• [Your instructions]
Write out the records word for word.

• [Extracted material]
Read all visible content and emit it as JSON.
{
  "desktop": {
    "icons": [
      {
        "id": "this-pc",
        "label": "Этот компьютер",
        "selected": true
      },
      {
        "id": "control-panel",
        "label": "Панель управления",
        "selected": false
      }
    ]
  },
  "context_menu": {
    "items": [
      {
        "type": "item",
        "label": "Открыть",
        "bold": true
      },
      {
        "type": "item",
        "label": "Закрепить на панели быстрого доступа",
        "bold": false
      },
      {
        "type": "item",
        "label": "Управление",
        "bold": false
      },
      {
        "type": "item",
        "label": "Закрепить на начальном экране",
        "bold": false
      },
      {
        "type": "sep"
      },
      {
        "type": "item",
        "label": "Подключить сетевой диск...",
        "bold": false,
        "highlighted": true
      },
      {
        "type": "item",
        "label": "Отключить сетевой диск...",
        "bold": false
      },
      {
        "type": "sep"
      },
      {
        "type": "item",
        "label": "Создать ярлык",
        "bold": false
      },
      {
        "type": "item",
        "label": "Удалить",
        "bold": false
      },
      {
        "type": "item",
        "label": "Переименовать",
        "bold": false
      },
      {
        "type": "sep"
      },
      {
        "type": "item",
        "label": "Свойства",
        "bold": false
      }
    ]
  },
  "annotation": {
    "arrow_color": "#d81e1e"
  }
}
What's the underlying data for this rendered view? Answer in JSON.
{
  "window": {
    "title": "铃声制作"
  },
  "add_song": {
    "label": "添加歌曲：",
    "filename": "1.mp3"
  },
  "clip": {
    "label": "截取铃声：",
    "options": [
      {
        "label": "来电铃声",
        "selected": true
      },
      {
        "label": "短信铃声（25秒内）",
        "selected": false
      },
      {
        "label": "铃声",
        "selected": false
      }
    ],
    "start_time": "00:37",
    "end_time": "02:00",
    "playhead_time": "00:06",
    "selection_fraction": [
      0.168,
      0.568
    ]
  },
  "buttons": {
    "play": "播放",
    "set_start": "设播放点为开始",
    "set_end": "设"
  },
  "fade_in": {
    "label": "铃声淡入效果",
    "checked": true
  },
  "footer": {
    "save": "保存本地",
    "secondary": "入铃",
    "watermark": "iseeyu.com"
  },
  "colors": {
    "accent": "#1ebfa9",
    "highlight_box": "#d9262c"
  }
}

• [The completed task]
Read all visible content and emit it as JSON.
{
  "desktop": {
    "icons": [
      {
        "id": "this-pc",
        "label": "Этот компьютер",
        "selected": true
      },
      {
        "id": "control-panel",
        "label": "Панель управления",
        "selected": false
      }
    ]
  },
  "context_menu": {
    "items": [
      {
        "type": "item",
        "label": "Открыть",
        "bold": true
      },
      {
        "type": "item",
        "label": "Закрепить на панели быстрого доступа",
        "bold": false
      },
      {
        "type": "item",
        "label": "Управление",
        "bold": false
      },
      {
        "type": "item",
        "label": "Закрепить на начальном экране",
        "bold": false
      },
      {
        "type": "sep"
      },
      {
        "type": "item",
        "label": "Подключить сетевой диск...",
        "bold": false,
        "highlighted": true
      },
      {
        "type": "item",
        "label": "Отключить сетевой диск...",
        "bold": false
      },
      {
        "type": "sep"
      },
      {
        "type": "item",
        "label": "Создать ярлык",
        "bold": false
      },
      {
        "type": "item",
        "label": "Удалить",
        "bold": false
      },
      {
        "type": "item",
        "label": "Переименовать",
        "bold": false
      },
      {
        "type": "sep"
      },
      {
        "type": "item",
        "label": "Свойства",
        "bold": false
      }
    ]
  },
  "annotation": {
    "arrow_color": "#d81e1e"
  }
}
What's the underlying data for this rendered view? Answer in JSON.
{
  "window": {
    "title": "铃声制作"
  },
  "add_song": {
    "label": "添加歌曲：",
    "filename": "1.mp3"
  },
  "clip": {
    "label": "截取铃声：",
    "options": [
      {
        "label": "来电铃声",
        "selected": true
      },
      {
        "label": "短信铃声（25秒内）",
        "selected": false
      },
      {
        "label": "铃声",
        "selected": false
      }
    ],
    "start_time": "00:37",
    "end_time": "02:00",
    "playhead_time": "00:06",
    "selection_fraction": [
      0.168,
      0.568
    ]
  },
  "buttons": {
    "play": "播放",
    "set_start": "设播放点为开始",
    "set_end": "设"
  },
  "fade_in": {
    "label": "铃声淡入效果",
    "checked": true
  },
  "footer": {
    "save": "保存本地",
    "secondary": "入铃",
    "watermark": "iseeyu.com"
  },
  "colors": {
    "accent": "#1ebfa9",
    "highlight_box": "#d9262c"
  }
}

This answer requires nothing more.